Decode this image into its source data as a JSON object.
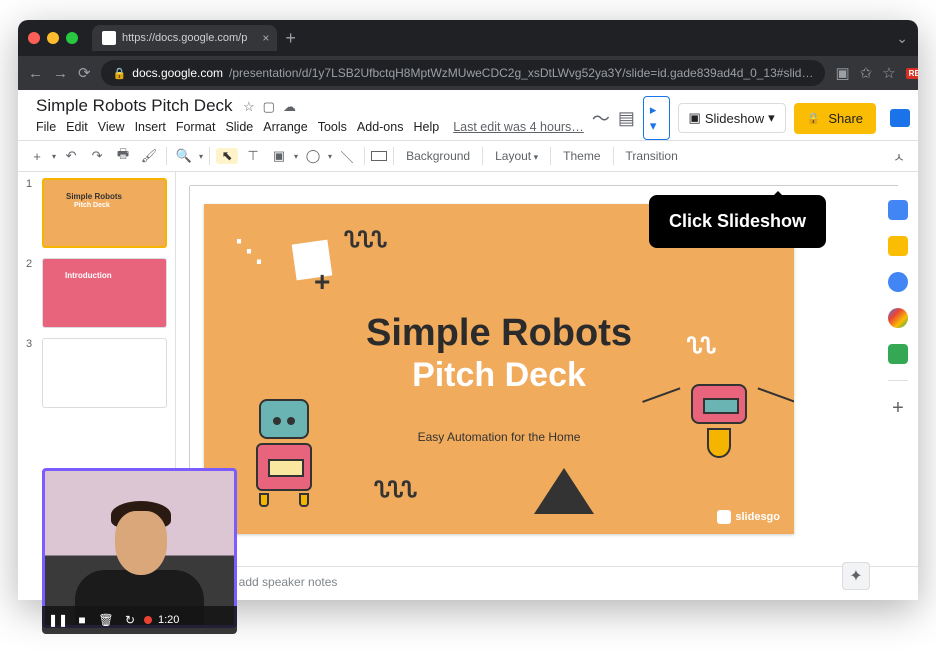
{
  "browser": {
    "tab_title": "https://docs.google.com/p",
    "url_host": "docs.google.com",
    "url_path": "/presentation/d/1y7LSB2UfbctqH8MptWzMUweCDC2g_xsDtLWvg52ya3Y/slide=id.gade839ad4d_0_13#slid…"
  },
  "header": {
    "doc_title": "Simple Robots Pitch Deck",
    "menus": [
      "File",
      "Edit",
      "View",
      "Insert",
      "Format",
      "Slide",
      "Arrange",
      "Tools",
      "Add-ons",
      "Help"
    ],
    "last_edit": "Last edit was 4 hours…",
    "slideshow_label": "Slideshow",
    "share_label": "Share"
  },
  "toolbar": {
    "background": "Background",
    "layout": "Layout",
    "theme": "Theme",
    "transition": "Transition"
  },
  "filmstrip": {
    "slides": [
      {
        "num": "1",
        "title": "Simple Robots",
        "subtitle": "Pitch Deck"
      },
      {
        "num": "2",
        "title": "Introduction",
        "subtitle": ""
      },
      {
        "num": "3",
        "title": "",
        "subtitle": ""
      }
    ]
  },
  "slide": {
    "title_line1": "Simple Robots",
    "title_line2": "Pitch Deck",
    "tagline": "Easy Automation for the Home",
    "attribution": "slidesgo"
  },
  "speaker_notes_placeholder": "Click to add speaker notes",
  "loom": {
    "time": "1:20"
  },
  "callout_text": "Click Slideshow"
}
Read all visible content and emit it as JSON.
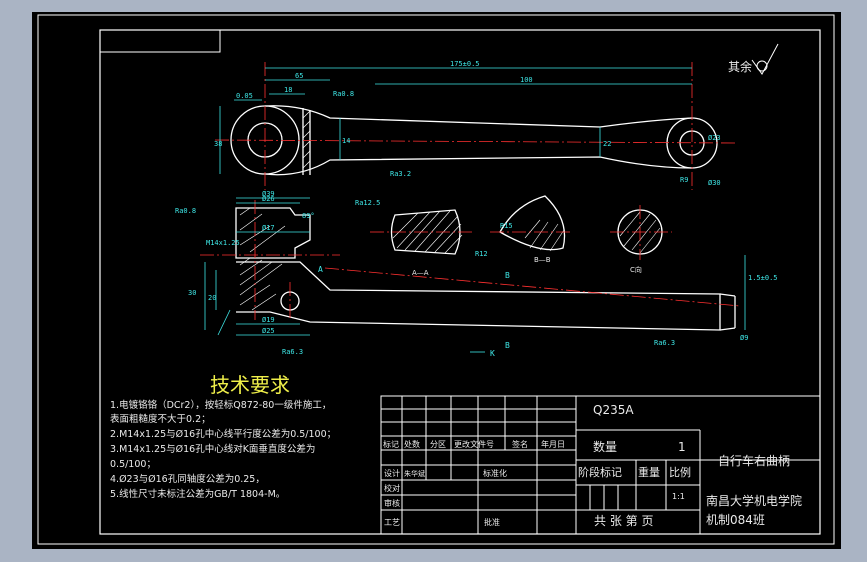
{
  "title_heading": "技术要求",
  "roughness_note": "其余",
  "tech_requirements": [
    "1.电镀铬铬（DCr2），按轻标Q872-80一级件施工，",
    "表面粗糙度不大于0.2；",
    "2.M14x1.25与Ø16孔中心线平行度公差为0.5/100；",
    "3.M14x1.25与Ø16孔中心线对K面垂直度公差为",
    "0.5/100；",
    "4.Ø23与Ø16孔同轴度公差为0.25，",
    "5.线性尺寸未标注公差为GB/T 1804-M。"
  ],
  "title_block": {
    "material": "Q235A",
    "quantity_label": "数量",
    "quantity_value": "1",
    "part_name": "自行车右曲柄",
    "school_line1": "南昌大学机电学院",
    "school_line2": "机制084班",
    "stage_label": "阶段标记",
    "weight_label": "重量",
    "scale_label": "比例",
    "scale_value": "1:1",
    "sheet_text": "共 张 第 页",
    "header_cells": [
      "标记",
      "处数",
      "分区",
      "更改文件号",
      "签名",
      "年月日"
    ],
    "left_labels": [
      "设计",
      "校对",
      "审核",
      "工艺"
    ],
    "designer": "朱华斌",
    "standardize_label": "标准化",
    "approve_label": "批准"
  },
  "dimensions": {
    "d175": "175±0.5",
    "d100": "100",
    "d65": "65",
    "d18": "18",
    "d38": "38",
    "d14": "14",
    "d22": "22",
    "d30": "30",
    "d20": "20",
    "dR9": "R9",
    "d16": "Ø16",
    "d23": "Ø23",
    "d30b": "Ø30",
    "d39": "Ø39",
    "d17": "Ø17",
    "d9": "Ø9",
    "d26": "Ø26",
    "d19": "Ø19",
    "d25": "Ø25",
    "dM14": "M14x1.25",
    "ra08": "Ra0.8",
    "ra32": "Ra3.2",
    "ra125": "Ra12.5",
    "ra63": "Ra6.3",
    "ra08b": "Ra0.8",
    "tol": "1.5±0.5",
    "ang": "89°",
    "r15": "R15",
    "r12": "R12",
    "gd": "0.05",
    "sec_aa": "A—A",
    "sec_bb": "B—B",
    "sec_c": "C向",
    "lbl_a": "A",
    "lbl_b": "B",
    "lbl_k": "K",
    "lbl_c": "C"
  }
}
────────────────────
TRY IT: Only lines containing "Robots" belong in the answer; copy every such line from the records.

RESULT:
    "doc_title": "Simple Robots Pitch Deck",
        "title": "Simple Robots",
    "title_line1": "Simple Robots",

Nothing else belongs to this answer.